After a short break, we’re back with a combined monthly post for both coal and power data, and a new format for charts. We hope these prove helpful and more readable. Made with Datawrapper, the charts allow users to hover over the data and examine each item more closely, and also make sharing with others simpler.
While authoritative data from the CEA is used where available, some of these reports experience significant delays. We have developed a set of regression equations using the latest POSOCO data to estimate the corresponding CEA values for the latest month(s) if not yet available. With correlations of .99 or better based on historical data these should have good accuracy and provide a more timely snapshot of generation trends. Each will be progressively replaced with the CEA data when available.
JUNE 4 update: The CEA’s April data is now out and the chart updated accordingly.
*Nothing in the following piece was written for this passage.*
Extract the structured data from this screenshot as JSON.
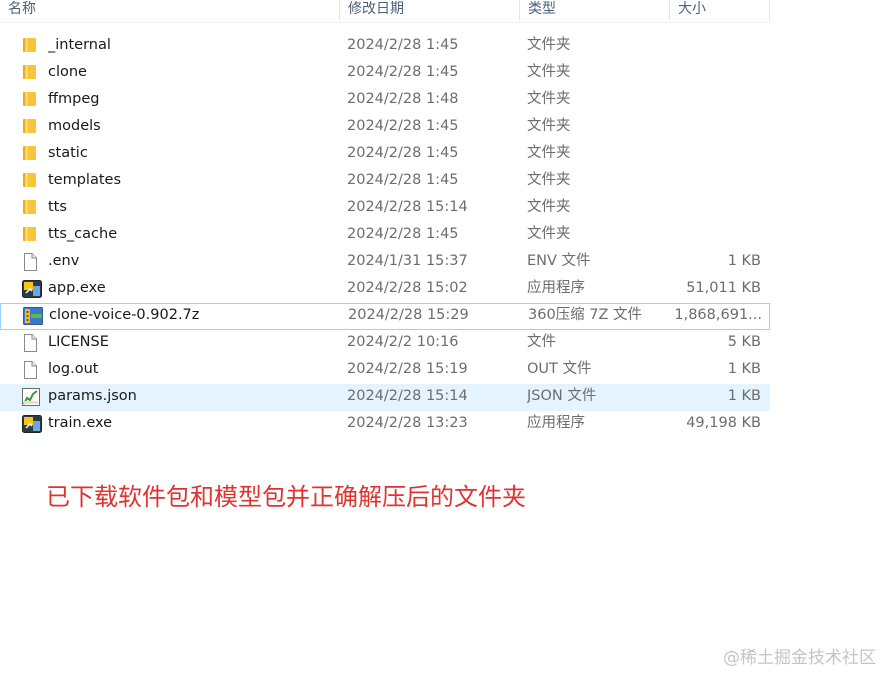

Confirming the accuracy of our estimates, the error for thermal generation was 0.03% (67.62 TWh estimated vs CEA’s 67.64 TWh, and 0.07% for total generation (including renewables) at 92.23 TWh vs CEA’s 92.17 TWh. Our estimates for hydro and nuclear were larger at 3% and 6.5% respectively, but their lower share of generation meant that the overall generation estimate remained very low, and we will continue to use these estimates when CEA figures are delayed).
Our commentary on these trends can be found after the last of the charts.
Coal production comes under the crunch
The effects of India’s COVID-19 lockdown have exacerbated the trends that emerged in October last year. The widely reported decline in electricity demand and generation has been borne entirely by coal. While May showed a steady recovery in demand from the extreme drops seen in April, this is still partial, and the non-coal sources have benefited disproportionately in meeting it.
Not only has coal use for power dropped precipitously, taking the 12 month average consumption back to 2018 levels, production, though decreased, is outstripping dispatch.
One consequence of these changes is record-breaking coal stockpiles, touching a combined 130 MT when power plant and pithead stocks are combined, and not yet falling. A ramification of this is that as demand heads back to earlier levels, less coal will need to be produced than normal in order to meet it. Coal India’s ambition to boost production, except for import substitution, will hit up against a barrier in the form of record stockpiles and weak demand.
ET Energyworld quote a senior CCL executive as saying that: “CCL is sitting on a large pile of coal stock and we have time till May only as the coal will catch fire in June. The moisture with the onset of monsoon season makes coal more vulnerable to degrade and catch fire.” June is now here, and there have yet to be reports of any such incidents. But unless the non-power sector can lift a lot more coal than normal, trying for even more production could look increasingly problematic.
Be the first to comment